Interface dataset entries

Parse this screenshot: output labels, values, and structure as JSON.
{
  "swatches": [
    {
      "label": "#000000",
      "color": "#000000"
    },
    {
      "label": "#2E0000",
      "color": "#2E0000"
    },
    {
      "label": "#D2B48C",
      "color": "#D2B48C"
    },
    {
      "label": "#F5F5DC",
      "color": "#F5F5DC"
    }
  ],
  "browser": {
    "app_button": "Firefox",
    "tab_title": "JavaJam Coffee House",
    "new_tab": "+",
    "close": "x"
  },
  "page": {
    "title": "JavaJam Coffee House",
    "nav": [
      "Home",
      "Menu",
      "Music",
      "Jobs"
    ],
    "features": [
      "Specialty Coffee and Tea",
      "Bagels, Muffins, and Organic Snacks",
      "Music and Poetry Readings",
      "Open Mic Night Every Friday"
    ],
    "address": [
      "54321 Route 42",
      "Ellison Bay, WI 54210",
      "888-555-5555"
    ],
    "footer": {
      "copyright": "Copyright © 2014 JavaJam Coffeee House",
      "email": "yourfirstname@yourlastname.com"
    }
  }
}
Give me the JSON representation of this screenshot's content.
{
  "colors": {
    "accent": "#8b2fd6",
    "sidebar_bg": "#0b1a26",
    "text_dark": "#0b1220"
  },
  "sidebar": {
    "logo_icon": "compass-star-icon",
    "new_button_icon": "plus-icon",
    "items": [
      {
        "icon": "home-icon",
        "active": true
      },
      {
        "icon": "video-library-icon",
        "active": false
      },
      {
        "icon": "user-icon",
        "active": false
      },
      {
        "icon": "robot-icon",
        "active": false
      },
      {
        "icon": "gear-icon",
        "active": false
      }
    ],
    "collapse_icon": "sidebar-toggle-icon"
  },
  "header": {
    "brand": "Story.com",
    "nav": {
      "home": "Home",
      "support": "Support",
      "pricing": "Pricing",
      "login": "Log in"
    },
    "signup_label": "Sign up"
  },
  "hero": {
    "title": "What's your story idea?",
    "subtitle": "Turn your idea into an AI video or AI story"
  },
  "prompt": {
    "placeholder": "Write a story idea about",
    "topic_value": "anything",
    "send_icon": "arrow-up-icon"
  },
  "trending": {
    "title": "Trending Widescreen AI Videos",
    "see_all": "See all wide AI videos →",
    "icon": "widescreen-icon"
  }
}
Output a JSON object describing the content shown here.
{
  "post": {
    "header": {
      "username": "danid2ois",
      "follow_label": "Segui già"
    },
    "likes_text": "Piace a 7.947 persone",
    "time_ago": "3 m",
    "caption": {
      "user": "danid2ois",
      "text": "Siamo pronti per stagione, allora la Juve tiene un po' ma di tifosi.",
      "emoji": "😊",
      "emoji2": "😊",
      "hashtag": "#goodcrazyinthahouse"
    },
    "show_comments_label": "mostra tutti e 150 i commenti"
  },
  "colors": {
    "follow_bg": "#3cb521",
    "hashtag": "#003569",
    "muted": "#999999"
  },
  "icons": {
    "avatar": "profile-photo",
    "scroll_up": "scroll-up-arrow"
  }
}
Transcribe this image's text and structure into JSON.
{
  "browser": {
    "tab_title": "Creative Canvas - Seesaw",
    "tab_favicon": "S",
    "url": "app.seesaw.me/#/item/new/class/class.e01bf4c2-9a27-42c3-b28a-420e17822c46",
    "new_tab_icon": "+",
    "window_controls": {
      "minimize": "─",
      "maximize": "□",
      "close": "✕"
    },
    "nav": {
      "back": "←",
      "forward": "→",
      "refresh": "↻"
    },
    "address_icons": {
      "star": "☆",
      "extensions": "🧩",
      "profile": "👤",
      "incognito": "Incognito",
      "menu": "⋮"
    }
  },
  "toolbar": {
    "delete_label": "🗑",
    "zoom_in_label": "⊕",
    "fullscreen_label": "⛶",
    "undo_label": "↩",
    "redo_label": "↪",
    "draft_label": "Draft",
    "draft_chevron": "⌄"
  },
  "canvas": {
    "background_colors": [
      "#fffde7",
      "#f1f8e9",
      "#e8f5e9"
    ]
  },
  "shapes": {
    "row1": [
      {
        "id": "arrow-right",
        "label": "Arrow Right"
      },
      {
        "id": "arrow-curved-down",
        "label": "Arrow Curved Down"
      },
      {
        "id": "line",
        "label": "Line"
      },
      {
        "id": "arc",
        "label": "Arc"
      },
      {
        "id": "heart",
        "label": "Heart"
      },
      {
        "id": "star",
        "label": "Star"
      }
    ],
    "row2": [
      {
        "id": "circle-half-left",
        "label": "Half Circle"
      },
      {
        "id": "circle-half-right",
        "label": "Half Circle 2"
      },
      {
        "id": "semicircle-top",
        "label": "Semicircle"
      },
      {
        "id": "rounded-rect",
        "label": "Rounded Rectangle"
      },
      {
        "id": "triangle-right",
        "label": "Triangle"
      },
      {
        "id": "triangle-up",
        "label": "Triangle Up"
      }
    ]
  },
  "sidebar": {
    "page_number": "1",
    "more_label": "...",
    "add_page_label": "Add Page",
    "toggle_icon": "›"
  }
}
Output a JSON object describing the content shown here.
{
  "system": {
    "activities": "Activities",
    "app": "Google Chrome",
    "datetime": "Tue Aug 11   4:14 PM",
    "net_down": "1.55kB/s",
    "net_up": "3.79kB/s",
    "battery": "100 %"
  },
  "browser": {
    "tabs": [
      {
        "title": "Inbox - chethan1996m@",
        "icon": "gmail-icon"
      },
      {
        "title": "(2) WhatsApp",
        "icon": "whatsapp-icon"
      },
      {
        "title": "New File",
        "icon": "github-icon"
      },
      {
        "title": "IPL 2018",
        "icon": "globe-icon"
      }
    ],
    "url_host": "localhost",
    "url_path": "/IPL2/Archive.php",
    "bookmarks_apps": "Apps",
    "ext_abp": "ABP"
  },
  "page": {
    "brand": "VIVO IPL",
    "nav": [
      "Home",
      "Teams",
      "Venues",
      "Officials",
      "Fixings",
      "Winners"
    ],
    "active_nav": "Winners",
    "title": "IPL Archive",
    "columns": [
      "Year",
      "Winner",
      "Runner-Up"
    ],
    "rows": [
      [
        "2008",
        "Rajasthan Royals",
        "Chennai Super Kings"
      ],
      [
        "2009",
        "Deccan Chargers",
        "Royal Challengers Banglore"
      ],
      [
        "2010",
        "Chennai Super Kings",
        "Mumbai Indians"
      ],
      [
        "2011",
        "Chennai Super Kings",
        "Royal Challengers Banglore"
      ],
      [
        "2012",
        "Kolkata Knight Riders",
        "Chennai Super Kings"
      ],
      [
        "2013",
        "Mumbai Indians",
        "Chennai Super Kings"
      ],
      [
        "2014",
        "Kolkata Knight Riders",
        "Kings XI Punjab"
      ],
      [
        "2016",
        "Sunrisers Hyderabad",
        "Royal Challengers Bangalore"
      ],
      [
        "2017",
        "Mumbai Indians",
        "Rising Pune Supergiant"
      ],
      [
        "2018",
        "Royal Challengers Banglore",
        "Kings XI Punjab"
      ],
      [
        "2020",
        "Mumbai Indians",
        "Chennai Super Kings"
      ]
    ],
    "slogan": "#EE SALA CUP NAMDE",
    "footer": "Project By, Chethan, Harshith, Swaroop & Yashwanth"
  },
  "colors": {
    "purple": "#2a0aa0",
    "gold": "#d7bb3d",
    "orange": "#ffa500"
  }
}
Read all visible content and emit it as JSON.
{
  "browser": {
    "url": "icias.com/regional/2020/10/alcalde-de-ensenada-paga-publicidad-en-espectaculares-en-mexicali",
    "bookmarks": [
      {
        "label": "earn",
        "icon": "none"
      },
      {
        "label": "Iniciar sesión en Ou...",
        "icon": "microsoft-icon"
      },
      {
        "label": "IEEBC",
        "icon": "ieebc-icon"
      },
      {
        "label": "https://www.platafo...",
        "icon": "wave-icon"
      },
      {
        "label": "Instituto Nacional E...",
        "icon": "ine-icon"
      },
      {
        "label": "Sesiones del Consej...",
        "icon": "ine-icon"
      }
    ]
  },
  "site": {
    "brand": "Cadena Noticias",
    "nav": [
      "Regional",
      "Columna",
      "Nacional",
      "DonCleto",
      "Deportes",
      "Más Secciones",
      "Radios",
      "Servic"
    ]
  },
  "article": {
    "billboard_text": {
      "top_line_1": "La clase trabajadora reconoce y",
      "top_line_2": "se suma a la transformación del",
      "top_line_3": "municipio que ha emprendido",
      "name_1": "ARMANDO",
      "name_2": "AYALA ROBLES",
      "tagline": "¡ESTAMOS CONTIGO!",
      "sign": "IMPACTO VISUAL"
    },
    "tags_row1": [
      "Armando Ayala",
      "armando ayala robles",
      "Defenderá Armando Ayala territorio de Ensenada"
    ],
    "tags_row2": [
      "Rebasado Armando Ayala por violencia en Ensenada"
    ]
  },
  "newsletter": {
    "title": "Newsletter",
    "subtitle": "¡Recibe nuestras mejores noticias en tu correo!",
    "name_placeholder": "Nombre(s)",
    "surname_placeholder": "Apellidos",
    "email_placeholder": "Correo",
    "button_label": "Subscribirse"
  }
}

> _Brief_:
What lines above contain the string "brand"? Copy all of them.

> _Completed task_:
    "brand": "Story.com",
    "brand": "VIVO IPL",
    "brand": "Cadena Noticias",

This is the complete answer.